[[ Data for this exercise open ]]
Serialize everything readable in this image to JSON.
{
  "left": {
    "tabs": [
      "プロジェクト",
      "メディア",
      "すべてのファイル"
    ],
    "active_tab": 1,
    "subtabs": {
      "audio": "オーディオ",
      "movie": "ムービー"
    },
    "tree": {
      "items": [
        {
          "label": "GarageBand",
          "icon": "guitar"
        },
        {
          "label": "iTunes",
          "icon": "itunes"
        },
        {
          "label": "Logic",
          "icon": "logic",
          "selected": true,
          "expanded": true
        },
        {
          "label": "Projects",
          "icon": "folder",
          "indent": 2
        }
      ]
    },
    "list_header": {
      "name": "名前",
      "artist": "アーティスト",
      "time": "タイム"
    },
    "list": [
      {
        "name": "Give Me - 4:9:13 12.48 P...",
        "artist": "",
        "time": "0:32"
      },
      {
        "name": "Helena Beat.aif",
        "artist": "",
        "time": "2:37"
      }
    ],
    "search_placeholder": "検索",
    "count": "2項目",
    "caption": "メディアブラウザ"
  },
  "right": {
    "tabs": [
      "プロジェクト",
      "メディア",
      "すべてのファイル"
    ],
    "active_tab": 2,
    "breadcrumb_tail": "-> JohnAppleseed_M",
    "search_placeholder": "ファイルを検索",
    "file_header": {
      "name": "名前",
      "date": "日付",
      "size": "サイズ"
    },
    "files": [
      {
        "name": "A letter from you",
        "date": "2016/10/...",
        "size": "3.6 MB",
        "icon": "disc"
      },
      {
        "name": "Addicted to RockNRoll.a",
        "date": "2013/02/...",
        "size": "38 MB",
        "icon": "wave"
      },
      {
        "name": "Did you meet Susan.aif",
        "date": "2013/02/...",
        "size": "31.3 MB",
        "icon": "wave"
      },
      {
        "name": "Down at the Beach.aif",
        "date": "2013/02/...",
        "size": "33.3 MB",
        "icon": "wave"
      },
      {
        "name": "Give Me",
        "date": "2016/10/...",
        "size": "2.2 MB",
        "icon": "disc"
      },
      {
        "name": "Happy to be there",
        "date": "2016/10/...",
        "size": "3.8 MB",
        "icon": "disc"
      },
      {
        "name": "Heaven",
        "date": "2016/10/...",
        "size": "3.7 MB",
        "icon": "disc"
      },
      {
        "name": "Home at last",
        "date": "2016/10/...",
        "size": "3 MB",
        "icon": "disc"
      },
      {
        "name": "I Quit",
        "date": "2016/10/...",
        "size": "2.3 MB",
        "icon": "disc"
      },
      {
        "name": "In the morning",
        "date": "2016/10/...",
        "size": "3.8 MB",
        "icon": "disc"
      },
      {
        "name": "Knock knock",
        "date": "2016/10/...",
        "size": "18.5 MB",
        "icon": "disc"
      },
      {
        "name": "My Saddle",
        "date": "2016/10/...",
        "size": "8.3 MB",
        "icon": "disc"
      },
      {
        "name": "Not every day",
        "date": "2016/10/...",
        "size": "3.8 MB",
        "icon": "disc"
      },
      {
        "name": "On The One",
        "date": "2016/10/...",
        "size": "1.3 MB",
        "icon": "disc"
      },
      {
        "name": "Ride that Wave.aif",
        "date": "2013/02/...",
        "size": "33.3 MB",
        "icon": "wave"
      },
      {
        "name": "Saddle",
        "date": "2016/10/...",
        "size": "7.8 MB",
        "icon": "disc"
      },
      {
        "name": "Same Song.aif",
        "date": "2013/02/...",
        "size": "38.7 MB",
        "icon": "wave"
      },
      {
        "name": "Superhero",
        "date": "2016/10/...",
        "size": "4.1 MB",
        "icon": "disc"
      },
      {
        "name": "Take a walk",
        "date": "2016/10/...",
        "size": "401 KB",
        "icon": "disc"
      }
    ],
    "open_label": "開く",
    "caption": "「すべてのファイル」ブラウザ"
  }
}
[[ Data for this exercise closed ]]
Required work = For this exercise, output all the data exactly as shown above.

Exercise output =
Serialize everything readable in this image to JSON.
{
  "left": {
    "tabs": [
      "プロジェクト",
      "メディア",
      "すべてのファイル"
    ],
    "active_tab": 1,
    "subtabs": {
      "audio": "オーディオ",
      "movie": "ムービー"
    },
    "tree": {
      "items": [
        {
          "label": "GarageBand",
          "icon": "guitar"
        },
        {
          "label": "iTunes",
          "icon": "itunes"
        },
        {
          "label": "Logic",
          "icon": "logic",
          "selected": true,
          "expanded": true
        },
        {
          "label": "Projects",
          "icon": "folder",
          "indent": 2
        }
      ]
    },
    "list_header": {
      "name": "名前",
      "artist": "アーティスト",
      "time": "タイム"
    },
    "list": [
      {
        "name": "Give Me - 4:9:13 12.48 P...",
        "artist": "",
        "time": "0:32"
      },
      {
        "name": "Helena Beat.aif",
        "artist": "",
        "time": "2:37"
      }
    ],
    "search_placeholder": "検索",
    "count": "2項目",
    "caption": "メディアブラウザ"
  },
  "right": {
    "tabs": [
      "プロジェクト",
      "メディア",
      "すべてのファイル"
    ],
    "active_tab": 2,
    "breadcrumb_tail": "-> JohnAppleseed_M",
    "search_placeholder": "ファイルを検索",
    "file_header": {
      "name": "名前",
      "date": "日付",
      "size": "サイズ"
    },
    "files": [
      {
        "name": "A letter from you",
        "date": "2016/10/...",
        "size": "3.6 MB",
        "icon": "disc"
      },
      {
        "name": "Addicted to RockNRoll.a",
        "date": "2013/02/...",
        "size": "38 MB",
        "icon": "wave"
      },
      {
        "name": "Did you meet Susan.aif",
        "date": "2013/02/...",
        "size": "31.3 MB",
        "icon": "wave"
      },
      {
        "name": "Down at the Beach.aif",
        "date": "2013/02/...",
        "size": "33.3 MB",
        "icon": "wave"
      },
      {
        "name": "Give Me",
        "date": "2016/10/...",
        "size": "2.2 MB",
        "icon": "disc"
      },
      {
        "name": "Happy to be there",
        "date": "2016/10/...",
        "size": "3.8 MB",
        "icon": "disc"
      },
      {
        "name": "Heaven",
        "date": "2016/10/...",
        "size": "3.7 MB",
        "icon": "disc"
      },
      {
        "name": "Home at last",
        "date": "2016/10/...",
        "size": "3 MB",
        "icon": "disc"
      },
      {
        "name": "I Quit",
        "date": "2016/10/...",
        "size": "2.3 MB",
        "icon": "disc"
      },
      {
        "name": "In the morning",
        "date": "2016/10/...",
        "size": "3.8 MB",
        "icon": "disc"
      },
      {
        "name": "Knock knock",
        "date": "2016/10/...",
        "size": "18.5 MB",
        "icon": "disc"
      },
      {
        "name": "My Saddle",
        "date": "2016/10/...",
        "size": "8.3 MB",
        "icon": "disc"
      },
      {
        "name": "Not every day",
        "date": "2016/10/...",
        "size": "3.8 MB",
        "icon": "disc"
      },
      {
        "name": "On The One",
        "date": "2016/10/...",
        "size": "1.3 MB",
        "icon": "disc"
      },
      {
        "name": "Ride that Wave.aif",
        "date": "2013/02/...",
        "size": "33.3 MB",
        "icon": "wave"
      },
      {
        "name": "Saddle",
        "date": "2016/10/...",
        "size": "7.8 MB",
        "icon": "disc"
      },
      {
        "name": "Same Song.aif",
        "date": "2013/02/...",
        "size": "38.7 MB",
        "icon": "wave"
      },
      {
        "name": "Superhero",
        "date": "2016/10/...",
        "size": "4.1 MB",
        "icon": "disc"
      },
      {
        "name": "Take a walk",
        "date": "2016/10/...",
        "size": "401 KB",
        "icon": "disc"
      }
    ],
    "open_label": "開く",
    "caption": "「すべてのファイル」ブラウザ"
  }
}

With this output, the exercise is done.